Caring for those who need it most
Imagine for a moment growing up in a home where your parent never took you to see a pediatrician … that the only medical care you received was through the occasional visit to your hospital’s Emergency Department. There is a significant population in our community who has never experienced what many of us take for granted: a long-term relationship with a physician who knows our medical and immunization history, our unique health problems and our individual concerns. Many of us would say that we know our physicians so well that we consider them to be friends.
Almost 20 years ago, the first of Memorial’s Neighborhood Health Centers opened its doors in South Bend’s south side neighborhood. Ten years later, the second opened within the South Bend Center for the Homeless. A third center is scheduled to open on Memorial Hospital's campus later this year. The mission of the Memorial Neighborhood Health Centers is to provide comprehensive, affordable, quality health services for all people, regardless of their ability to pay. We believe in the importance of staffing with a consistent physician and medical team who will grow and nurture lifelong relationships with their patients.
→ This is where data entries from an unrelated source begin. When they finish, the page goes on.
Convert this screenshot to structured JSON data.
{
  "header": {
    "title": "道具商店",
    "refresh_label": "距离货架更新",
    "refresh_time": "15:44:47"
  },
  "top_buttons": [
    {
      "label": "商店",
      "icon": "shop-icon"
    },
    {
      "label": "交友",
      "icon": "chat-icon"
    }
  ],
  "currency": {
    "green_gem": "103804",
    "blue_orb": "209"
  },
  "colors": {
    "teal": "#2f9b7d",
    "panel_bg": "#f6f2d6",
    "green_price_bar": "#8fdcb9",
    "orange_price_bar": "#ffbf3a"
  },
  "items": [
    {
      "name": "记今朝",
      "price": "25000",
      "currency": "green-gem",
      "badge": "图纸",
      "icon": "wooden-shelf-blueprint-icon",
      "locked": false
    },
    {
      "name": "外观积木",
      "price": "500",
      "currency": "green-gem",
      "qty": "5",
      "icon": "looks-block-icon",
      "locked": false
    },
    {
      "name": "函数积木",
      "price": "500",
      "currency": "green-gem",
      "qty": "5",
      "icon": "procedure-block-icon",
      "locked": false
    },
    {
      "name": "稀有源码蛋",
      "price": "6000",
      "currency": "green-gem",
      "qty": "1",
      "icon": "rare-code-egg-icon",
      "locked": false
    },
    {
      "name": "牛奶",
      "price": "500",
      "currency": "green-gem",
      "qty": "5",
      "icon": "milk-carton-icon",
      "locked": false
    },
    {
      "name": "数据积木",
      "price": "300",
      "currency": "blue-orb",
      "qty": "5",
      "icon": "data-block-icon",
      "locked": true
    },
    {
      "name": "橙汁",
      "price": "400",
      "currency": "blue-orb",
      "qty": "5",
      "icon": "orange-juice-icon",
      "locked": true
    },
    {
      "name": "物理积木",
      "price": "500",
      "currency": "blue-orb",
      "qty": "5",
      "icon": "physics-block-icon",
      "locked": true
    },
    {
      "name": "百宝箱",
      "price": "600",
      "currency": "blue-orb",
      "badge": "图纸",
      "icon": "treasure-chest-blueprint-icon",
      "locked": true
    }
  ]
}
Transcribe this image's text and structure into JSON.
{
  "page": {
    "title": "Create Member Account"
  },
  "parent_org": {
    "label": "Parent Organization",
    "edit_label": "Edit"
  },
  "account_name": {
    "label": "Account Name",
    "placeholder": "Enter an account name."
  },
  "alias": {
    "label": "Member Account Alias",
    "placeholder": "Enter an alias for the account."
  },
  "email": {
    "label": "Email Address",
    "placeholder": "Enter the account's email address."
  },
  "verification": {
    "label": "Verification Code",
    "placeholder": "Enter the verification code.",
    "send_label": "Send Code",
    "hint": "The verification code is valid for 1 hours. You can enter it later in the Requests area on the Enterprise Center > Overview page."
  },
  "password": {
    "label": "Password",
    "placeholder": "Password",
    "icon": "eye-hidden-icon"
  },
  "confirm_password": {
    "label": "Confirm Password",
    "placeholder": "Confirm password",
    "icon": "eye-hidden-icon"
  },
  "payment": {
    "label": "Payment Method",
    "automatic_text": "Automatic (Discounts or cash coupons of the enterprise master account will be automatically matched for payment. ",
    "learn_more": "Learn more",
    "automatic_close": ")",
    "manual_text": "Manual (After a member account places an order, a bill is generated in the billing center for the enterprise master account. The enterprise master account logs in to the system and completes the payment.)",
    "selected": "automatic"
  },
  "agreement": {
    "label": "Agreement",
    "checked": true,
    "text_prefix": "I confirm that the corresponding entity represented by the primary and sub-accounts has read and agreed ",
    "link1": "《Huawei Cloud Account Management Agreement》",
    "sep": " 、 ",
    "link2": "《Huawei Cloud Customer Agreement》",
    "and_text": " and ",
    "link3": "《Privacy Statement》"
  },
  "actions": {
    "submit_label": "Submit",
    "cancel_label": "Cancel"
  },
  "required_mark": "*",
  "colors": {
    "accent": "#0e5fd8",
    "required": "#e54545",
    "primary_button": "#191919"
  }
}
The staff model of the Neighborhood Health Centers is unique in so many ways: both Neighborhood Health Centers are staffed by a full-time Memorial physician and a staff, which includes nurses, a family health coordinator and support staff. Our Neighborhood Health Centers are not reliant on volunteers to be open, and we provide care Monday – Friday from 8 a.m. to 5 p.m. When our patients come in, they are met with a familiar face at the front desk. Escorted to the exam room by their physician’s nurse, they meet with their personal physician for each visit. This is dramatically different than most health clinics, which are staffed by volunteer physicians or, quite frequently, physician assistants or nurses.
Highly skilled primary care physicians staff the Neighborhood Health Centers. Andy Shull, M.D., the primary physician at the Southeast Clinic, received a perfect score on his Board Certification Exam to become a physician. Brandon Zabukovic, M.D., the primary physician at the Central Clinic, has a master’s degree in public health. He recently received the American Academy Family Medicine Teaching Award.
Memorial has embraced what we call the “lost population,” those families who earn too much to qualify for Medicaid but too little to afford health insurance: a growing and significant population in our community. These are the most at-risk families and those who are most likely to give up the preventive care needed to keep us healthy. They are also the families most likely to not fill prescriptions or to skip doses in order to make the prescription last longer. Please, help us continue to ensure that they get the care they need.